Furthermore, pursuant to the provisions of §§ 14-1-32 and 14-1-34, the family court may award the custody of children abandoned or neglected by their parents to some appropriate agency approved by the state department of social welfare. In all such cases, the family court stands in loco parentis charged by the legislature with the responsibility of placing children who come within its protection in the custody of a person or agency qualified to provide them with the care and consideration they should have received from their parents.

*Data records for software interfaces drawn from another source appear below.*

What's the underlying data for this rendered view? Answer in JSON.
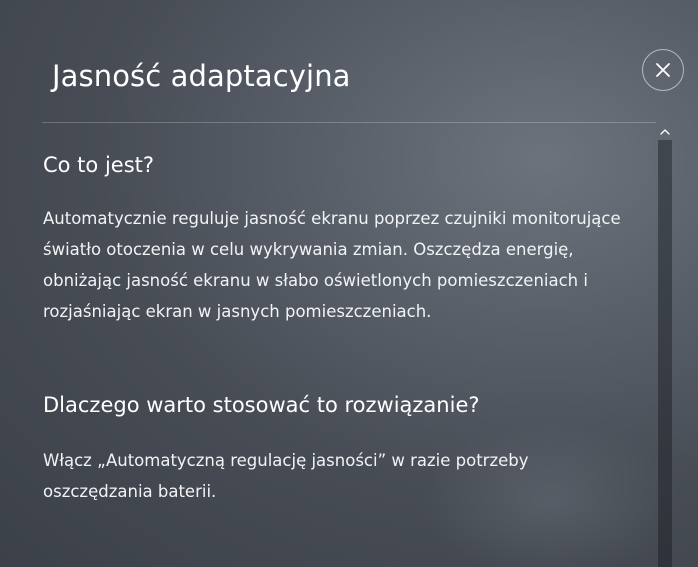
{
  "dialog": {
    "title": "Jasność adaptacyjna",
    "close_icon": "close-icon"
  },
  "sections": [
    {
      "heading": "Co to jest?",
      "lines": [
        "Automatycznie reguluje jasność ekranu poprzez czujniki monitorujące",
        "światło otoczenia w celu wykrywania zmian. Oszczędza energię,",
        "obniżając jasność ekranu w słabo oświetlonych pomieszczeniach i",
        "rozjaśniając ekran w jasnych pomieszczeniach."
      ]
    },
    {
      "heading": "Dlaczego warto stosować to rozwiązanie?",
      "lines": [
        "Włącz „Automatyczną regulację jasności” w razie potrzeby",
        "oszczędzania baterii."
      ]
    }
  ],
  "scrollbar": {
    "up_icon": "chevron-up-icon"
  }
}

However, the state is parens patriae for all of its citizens who may be under a legal disability. Fontain v. Ravenel, 58 U.S. (17 How.) 369, 15 L. Ed. 80. Where, as here, a child has been orphaned, the appointment of a guardian supersedes that of a custodian since the latter is contained within the former. In creating the family court the legislature, although transferring to it all of the jurisdiction previously vested in the juvenile court as well as the court of domestic relations, did not transfer jurisdiction of the appointment of guardians of minors but left it in the traditional jurisdiction of probate courts. G.L. 1956, § 33-15-3. Significant also of the general assembly's regard for the relationship of guardian and ward where said ward is an orphaned minor are the provisions of §§ 33-5-4 and 33-15-6. They authorize a surviving parent, having testamentary capacity, to nominate and appoint a guardian by will for his or her child or children. Further, by the provisions of § 33-15-4 a minor, age fourteen or over, is given the right to nominate his own guardian.

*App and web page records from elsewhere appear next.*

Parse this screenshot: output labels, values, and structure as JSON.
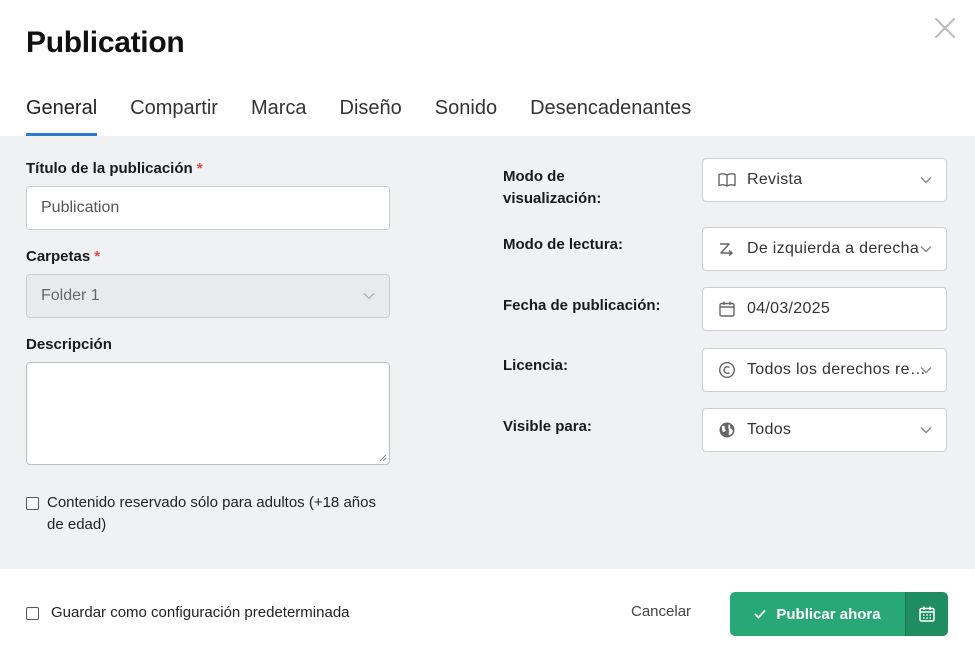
{
  "dialog": {
    "title": "Publication",
    "close_icon": "close-icon"
  },
  "tabs": [
    {
      "label": "General",
      "active": true
    },
    {
      "label": "Compartir"
    },
    {
      "label": "Marca"
    },
    {
      "label": "Diseño"
    },
    {
      "label": "Sonido"
    },
    {
      "label": "Desencadenantes"
    }
  ],
  "form": {
    "title_label": "Título de la publicación",
    "title_value": "Publication",
    "required_mark": "*",
    "folders_label": "Carpetas",
    "folders_value": "Folder 1",
    "description_label": "Descripción",
    "description_value": "",
    "adult_label": "Contenido reservado sólo para adultos (+18 años de edad)",
    "adult_checked": false
  },
  "settings": {
    "view_mode_label": "Modo de visualización:",
    "view_mode_value": "Revista",
    "reading_mode_label": "Modo de lectura:",
    "reading_mode_value": "De izquierda a derecha",
    "publish_date_label": "Fecha de publicación:",
    "publish_date_value": "04/03/2025",
    "license_label": "Licencia:",
    "license_value": "Todos los derechos reservados",
    "visible_label": "Visible para:",
    "visible_value": "Todos"
  },
  "footer": {
    "default_label": "Guardar como configuración predeterminada",
    "default_checked": false,
    "cancel_label": "Cancelar",
    "publish_label": "Publicar ahora"
  },
  "colors": {
    "accent_tab": "#2d7bd1",
    "publish_green": "#28a877",
    "publish_green_dark": "#1f8c62",
    "required_red": "#e04848",
    "panel_bg": "#f0f1f3"
  }
}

We think it clear then that the family court has not been vested with jurisdiction to award custody of a minor orphan in contravention of the expressed intendment of the provisions relating to the appointment of guardians.

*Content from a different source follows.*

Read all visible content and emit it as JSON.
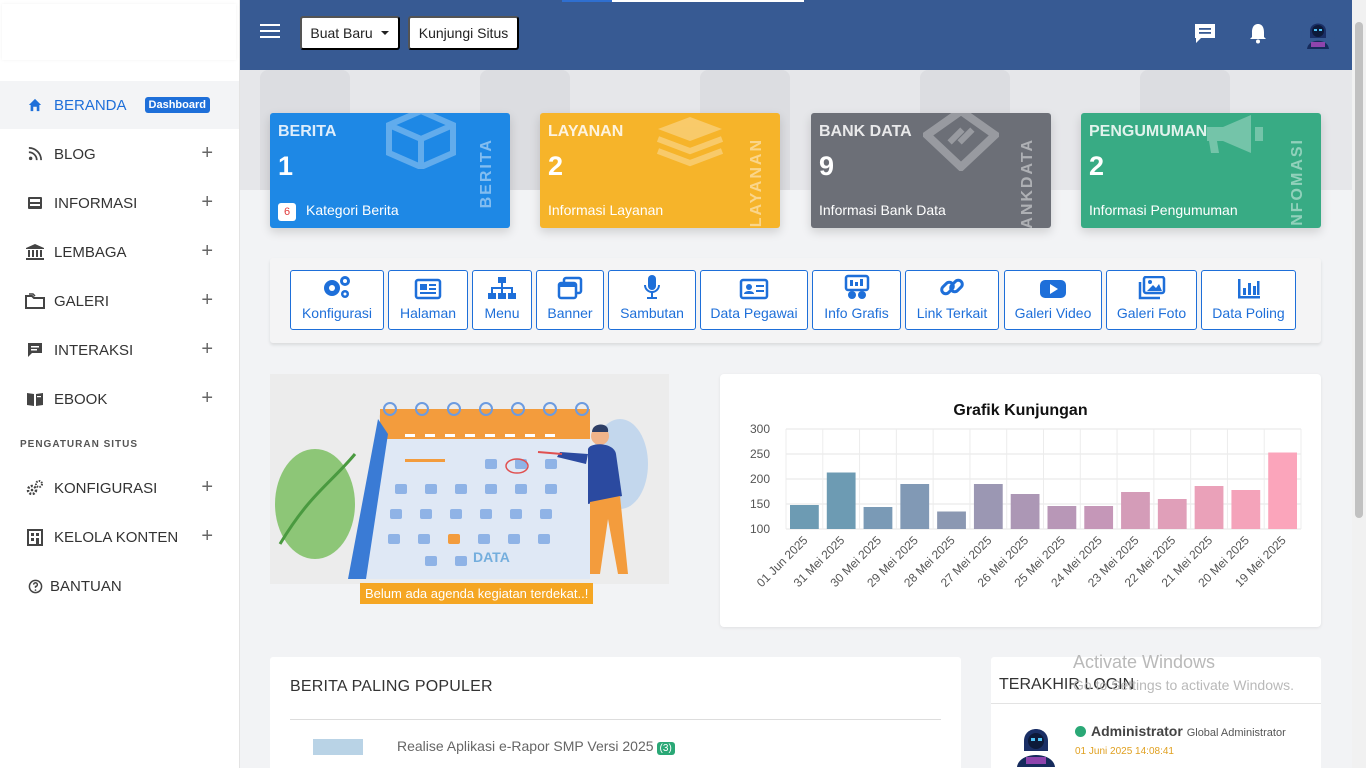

Counsel for the appellees Thompson and appellants Loudin argue that the Dolins did not raise the question of jurisdiction in the family court. Rather, they point out, the Dolins appeared as intervenors, praying that the family court award custody to them. That this is so, however, is immaterial since the question of jurisdiction may be raised at any stage of the proceedings. Bertrand v. Zoning Board of Review, R.I., 207 A.2d 604. If the court whose decision is challenged lacks jurisdiction, it follows that the decision is without validity even though all parties may have participated therein. See Bowden v. Ide, 48 R.I. 441, 138 A. 190, Rathbun for an Opinion, 43 R.I. 173, 110 A. 649, and Weeden v. Town Council, 9 R.I. 128.

However, in our judgment the intendment of § 14-1-32 is sufficiently broad so as to authorize the family court to make an award of custody of a minor orphan pending the appointment of a guardian and to this extent the decree here under review is not erroneous. Nor have the appellant petitioners Loudin and Dolin convinced us that the temporary custody awarded to the Thompsons should be disturbed. The family court justice reviewed the testimony of all parties, commented on the impression they made and demonstrated that his sole concern was for the best interest of Bruce. *919 We are not persuaded that he overlooked or misconceived material evidence and the decree as to the claims of the petitioners Loudin and Dolin is not clearly wrong. Loebenberg v. Loebenberg, 85 R.I. 115, 127 A.2d 500.

We hold therefore that the award of Bruce's custody to the Thompsons pending the appointment of a guardian was not error.

The appeals are denied and dismissed insofar as they relate to the Loudin and Dolin claims for custody, the decree appealed from is modified as indicated, and the cause is remanded to the family court for further proceedings in accordance with this opinion.